1 Jan 2007 Maryborough Highland Gathering, Princes Park (03-5481 1904)
11 Feb 2007 Berwick Highland Gathering, Arkoonah Park Reserve (03-9703 1161)
9-10 Mar 2007 NZ Pipe Band Championships, Dunedin, NZ.
18 Mar 2007 Geelong Highland Gathering, Queens Park (03-5243 3347)
28 Apr 2007 Scots’ O’ the Murray Dinner, Rutherglen (02-6032 8328)
CLAN MacLENNAN GOODS FOR SALE
Plain Ties with Crest $ 18.00 Tartan Bow Ties $ 29.00
Tartan Ties (Wool Blend) (Boy’s $25) $ 30.00 Tartan Beret $ 38.00
Tartan Caps (Mens) $ 45.00 Tartan Scarf or Square $ 38.00

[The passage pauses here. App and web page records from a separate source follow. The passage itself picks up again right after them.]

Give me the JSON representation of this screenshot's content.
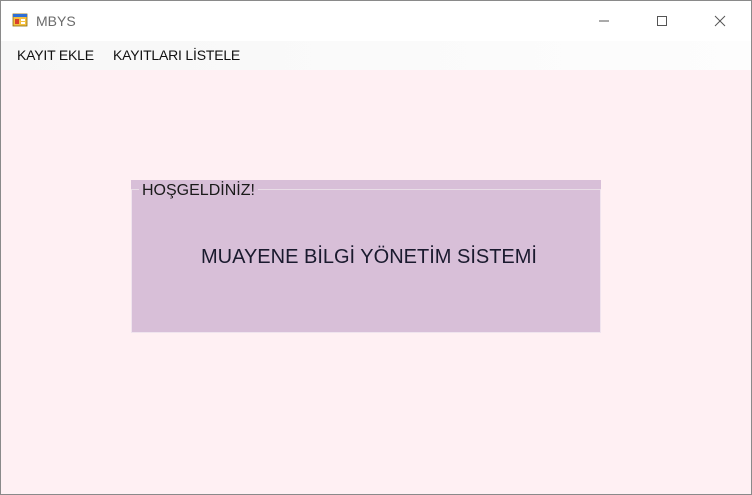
{
  "window": {
    "title": "MBYS"
  },
  "menu": {
    "items": [
      {
        "label": "KAYIT EKLE"
      },
      {
        "label": "KAYITLARI LİSTELE"
      }
    ]
  },
  "groupbox": {
    "caption": "HOŞGELDİNİZ!",
    "label": "MUAYENE BİLGİ YÖNETİM SİSTEMİ"
  },
  "colors": {
    "form_background": "#fff0f3",
    "groupbox_background": "#d8bfd8"
  },
  "icons": {
    "app": "windows-forms-app-icon",
    "minimize": "minimize-icon",
    "maximize": "maximize-icon",
    "close": "close-icon"
  }
}
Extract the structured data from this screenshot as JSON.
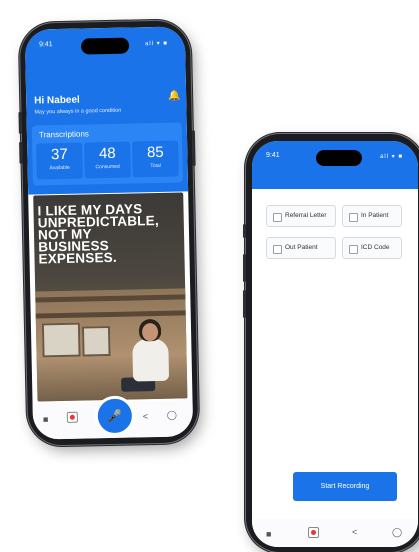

Tartan Evening Sash $ 65.00 Clan Crest Mouse Mat $ 20.00
Clan MacLennan Post Card $ 2.00 MacIain Post Card (Logan) $ 1.50
Men’s Handkerchief with Crest $ 3.50 Ladies Handkerchief with Crest $ 3.00
Tea Spoon with Crest $ 6.50 Sugar Spoon with Crest $ 6.50
Small Lapel Crest Badge $ 6.50 Pewter Crest Brooch $ 40.00
Key Tags with Crest $ 5.50 Book Mark with Crest $ 5.00
Clan MacLennan Kilt Pin (Pewter) $ 40.00 Polo Shirts with Crest $ 24.00
Fridge Magnet $ 6.00 Crest Stickers $ 6.00
Crest Coasters (Set of Two) $ 15.00 Crest Coffee Mug $ 20.00
Windcheaters – Grey Marle with Navy Crest $ 26.00 T-Shirts – Grey Marle with Navy Crest $ 10.00
“The History & Traditions of the MacLennans of Kintail” by Dr Jon McLennan & James McLennan $ 25.00
“In Search of Clan MacLennan” by Malcolm Lobban & James McLennan $ 45.00
Please add Postage/Packing: Within Australia A$4.00 for one item plus A$1.00 for each additional item
Overseas Surface Mail - triple the rates for “Within Australia”
Supply subject to availability of stock and variation in price. Cheques payable to “Clan MacLennan Association”
Orders with payment to Bob McLennan 13 Lamart St., STRATHMORE VIC 3041 Tel: 03) 9379 2425